For the US federal government, privacy rights on the Internet — or more precisely, control of personal information — is a thorny issue.
Like many aspects of tech policy, Washington looks at this issue through the prism of standing law, inherited from a time when the ability and motivation to harvest, store, examine, and sell this kind of information was very different. Current laws about privacy were driven by concerns raised by telephone and direct-mail solicitors, where opt-outs and “do not call lists” were big political winners.
And like many current controversies around the Internet, the issue of personal information control pits companies with different business models against each other. Most firms making money off of Internet advertising (which includes virtually all of the free Internet) want to be able to use personal information the better to monetize eyeballs; those who don’t rely on advertising have a continuum of interests depending on what they sell. The firms that sell subscription services can afford to be privacy hawks, but those that depend on repeat sales of small-ticket items, as Amazon.com Inc. (Nasdaq: AMZN) does, are dying for as much information about potential buyers as they can get.
The personal information issue passed a major milestone last week as the Senate convened its most serious hearing on the matter to date. The panel featured a star-studded cast, including Facebook , Google (Nasdaq: GOOG), Apple Inc. (Nasdaq: AAPL), AT&T Inc. (NYSE: T), and the heads of both the Federal Communications Commission (FCC) and the Federal Trade Commission .
The content of the hearing was much more general than that of the first hearing in the House Subcommittee on Communications, Technology, and the Internet last April, at which I was a witness. The House Subcommittee wanted to understand the technologies that collect personal information (such as tracking cookies, Deep Packet Inspection, and GPS reports) while the Senate Committee was more concerned with retention and sale of the information once it’s been gathered.
The Senate’s emphasis is consistent with some of the testimony I gave to the House, but not all of it.
We have technologies that permit all Web activity to be tracked at both the browser end of the connection and at the server end. We have business models in which users, knowingly or otherwise, routinely barter personal information for “free” access to information services, and we have a culture of “publicness” in which people willingly share personal information with others in order to expand their social circles for all the obvious reasons. You can’t find the gadget you want to buy around the corner from where you are or the employer you want to hook up with if you don’t share the fact that you’re looking for it, as we all know.
Sharing becomes interesting after these transactions are over, of course. Is Amazon permitted to build a dossier of your entire history of product research, buying, reviewing, and returns? If they are, what protections do they need to put in place in order to prevent your dossier from leaking into the hands of less scrupulous people, and what conditions should limit their ability to sell this information to third parties or use it to target ads to you?
The position that seems to be emerging from the Senate — which is quite different from the House’s point of view — is to sharply limit the use of personal information in the sale of ads. Ad placement based on consumer interests (so-called “behavioral targeting”) is an important enabler of high-cost information services; it’s probably the only business model with a hope of keeping investigative journalism viable and is a key enabler of the “long tail” of the free Internet. Congress would do well to allow advertising-dependent business models to grow, as the ITIF has argued.
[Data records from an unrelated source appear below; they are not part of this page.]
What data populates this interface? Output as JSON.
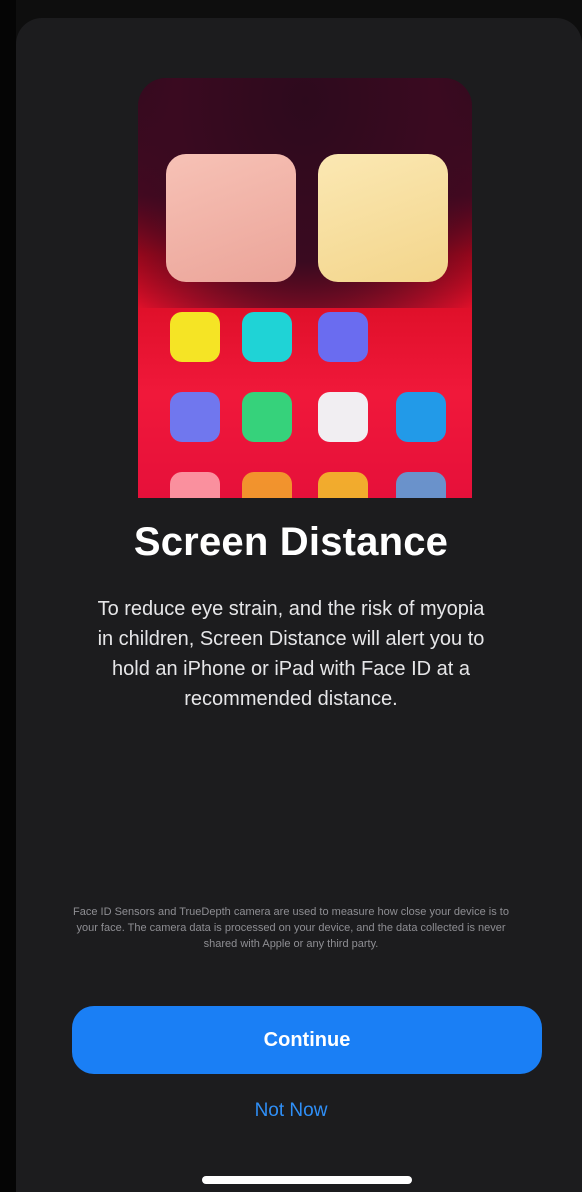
{
  "onboarding": {
    "title": "Screen Distance",
    "body": "To reduce eye strain, and the risk of myopia in children, Screen Distance will alert you to hold an iPhone or iPad with Face ID at a recommended distance.",
    "fine_print": "Face ID Sensors and TrueDepth camera are used to measure how close your device is to your face. The camera data is processed on your device, and the data collected is never shared with Apple or any third party.",
    "continue_label": "Continue",
    "not_now_label": "Not Now"
  },
  "illustration": {
    "widgets": [
      "pink-widget",
      "yellow-widget"
    ],
    "app_icon_colors": [
      "#f5e425",
      "#1fd3d6",
      "#6a6cf0",
      "#7077ee",
      "#36d27b",
      "#f1eef2",
      "#229ae8"
    ]
  },
  "colors": {
    "accent": "#1a7ff5",
    "link": "#2f8ff7",
    "sheet_background": "#1c1c1e"
  }
}
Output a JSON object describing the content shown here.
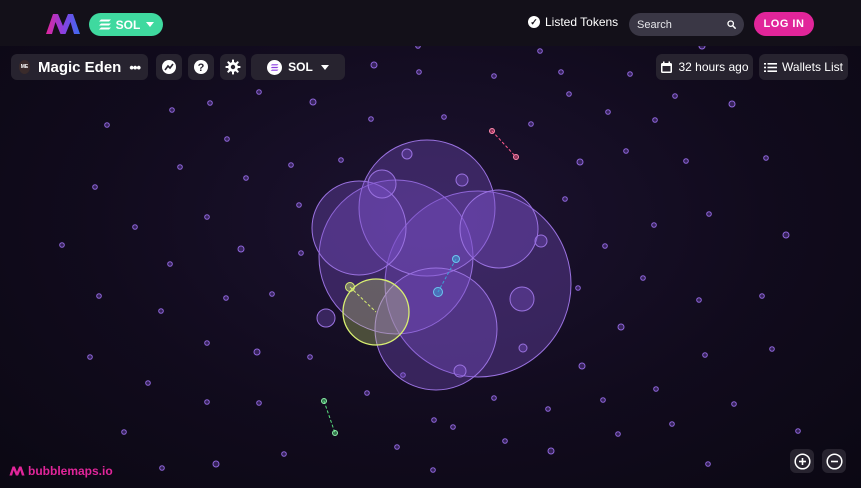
{
  "header": {
    "chain_selector": {
      "label": "SOL",
      "icon": "solana-icon"
    },
    "listed_tokens_label": "Listed Tokens",
    "search": {
      "placeholder": "Search",
      "icon": "search-icon"
    },
    "login_label": "LOG IN"
  },
  "toolbar": {
    "token_name": "Magic Eden",
    "token_avatar_text": "ME",
    "more_icon": "more-dots-icon",
    "buttons": [
      {
        "icon": "chart-icon"
      },
      {
        "icon": "help-icon"
      },
      {
        "icon": "gear-icon"
      }
    ],
    "network_select": {
      "label": "SOL",
      "icon": "solana-icon"
    },
    "time_label": "32 hours ago",
    "time_icon": "calendar-icon",
    "wallets_list_label": "Wallets List",
    "wallets_list_icon": "list-icon"
  },
  "footer": {
    "brand_label": "bubblemaps.io",
    "zoom_in_icon": "zoom-in-icon",
    "zoom_out_icon": "zoom-out-icon"
  },
  "colors": {
    "accent_green": "#3fd99f",
    "accent_pink": "#e1259a",
    "bubble_purple": "#7a4fc9",
    "bubble_highlight": "#d8ef72",
    "link_blue": "#3aa3d6",
    "link_red": "#ff5a8c",
    "link_green": "#59e07f"
  }
}
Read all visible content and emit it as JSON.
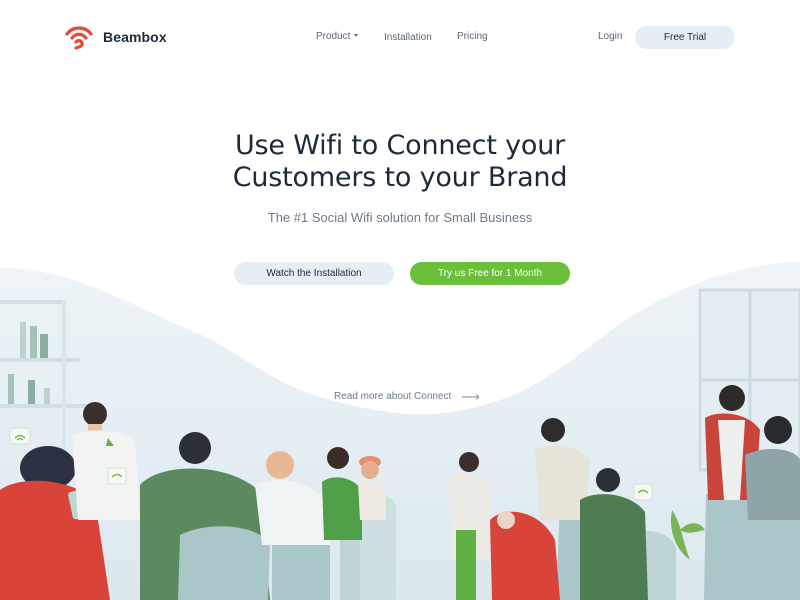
{
  "brand": {
    "name": "Beambox",
    "logo_icon": "wifi-logo-icon",
    "accent": "#e8473c"
  },
  "nav": {
    "items": [
      {
        "label": "Product",
        "has_dropdown": true
      },
      {
        "label": "Installation"
      },
      {
        "label": "Pricing"
      }
    ],
    "login": "Login",
    "trial": "Free Trial"
  },
  "hero": {
    "title_line1": "Use Wifi to Connect your",
    "title_line2": "Customers to your Brand",
    "subtitle": "The #1 Social Wifi solution for Small Business",
    "watch_label": "Watch the Installation",
    "try_label": "Try us Free for 1 Month",
    "read_more": "Read more about Connect",
    "read_more_icon": "arrow-right-icon"
  },
  "colors": {
    "text": "#1d2a3a",
    "muted": "#6c7a8c",
    "light_button": "#e5eef5",
    "green_button": "#6cbf3a"
  }
}
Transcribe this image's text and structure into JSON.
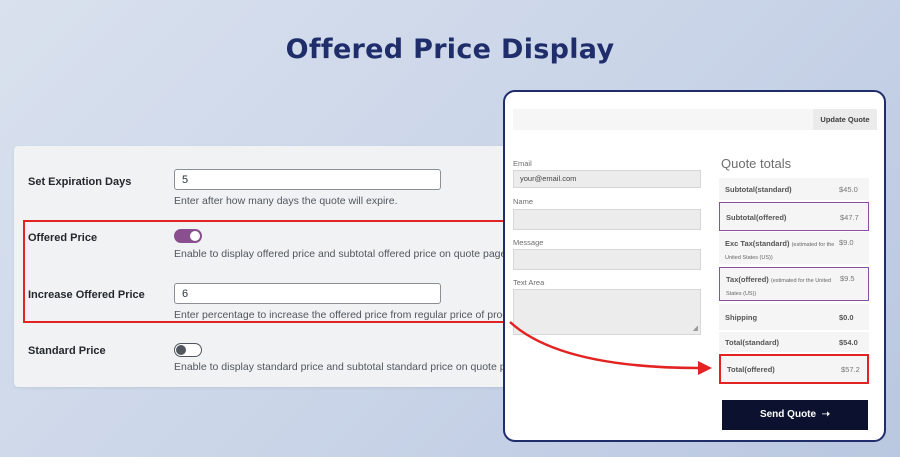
{
  "page": {
    "title": "Offered Price Display"
  },
  "settings": {
    "expiration": {
      "label": "Set Expiration Days",
      "value": "5",
      "desc": "Enter after how many days the quote will expire."
    },
    "offered_price": {
      "label": "Offered Price",
      "enabled": true,
      "desc": "Enable to display offered price and subtotal offered price on quote page"
    },
    "increase_offered_price": {
      "label": "Increase Offered Price",
      "value": "6",
      "desc": "Enter percentage to increase the offered price from regular price of product. Lea"
    },
    "standard_price": {
      "label": "Standard Price",
      "enabled": false,
      "desc": "Enable to display standard price and subtotal standard price on quote page"
    }
  },
  "quote": {
    "update_button": "Update Quote",
    "form": {
      "email_label": "Email",
      "email_value": "your@email.com",
      "name_label": "Name",
      "name_value": "",
      "message_label": "Message",
      "message_value": "",
      "textarea_label": "Text Area",
      "textarea_value": ""
    },
    "totals_title": "Quote totals",
    "totals": [
      {
        "label": "Subtotal(standard)",
        "note": "",
        "value": "$45.0"
      },
      {
        "label": "Subtotal(offered)",
        "note": "",
        "value": "$47.7"
      },
      {
        "label": "Exc Tax(standard)",
        "note": "(estimated for the United States (US))",
        "value": "$9.0"
      },
      {
        "label": "Tax(offered)",
        "note": "(estimated for the United States (US))",
        "value": "$9.5"
      },
      {
        "label": "Shipping",
        "note": "",
        "value": "$0.0"
      },
      {
        "label": "Total(standard)",
        "note": "",
        "value": "$54.0"
      },
      {
        "label": "Total(offered)",
        "note": "",
        "value": "$57.2"
      }
    ],
    "send_button": "Send Quote",
    "send_icon": "arrow-right-icon"
  },
  "colors": {
    "title": "#1f2d6b",
    "toggle_on": "#8a4f8f",
    "highlight_red": "#e32222",
    "highlight_purple": "#8a4f9f",
    "send_button_bg": "#0c1130"
  }
}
One desired outcome that may emerge from Congress (or more likely, from self-regulation) is an insistence on clarity around the ownership of data uploaded to media-sharing sites like Flickr and Facebook. One of the most important elements of the personal information issue that gets insufficient attention is how our willingness to share personal information changes as we get older, after we’ve found the new job, or when we’re in a relationship. Users should be able to take down media and other information they’ve uploaded when they no longer wish to share it. This is a good current practice that should continue.
It’s easy to dismiss privacy as a 20th century concern that’s nothing more than a speed bump on today’s networks; but basic standards of personal control will go a long way toward assuaging the fears that keep a quarter of Americans off the Internet. It’s therefore in everyone’s interest for Congress to move ahead with a progressive, 21st century notion of privacy that allows new business models to develop, free services to be supported, and users to maintain basic control over the information they want to share with their friends.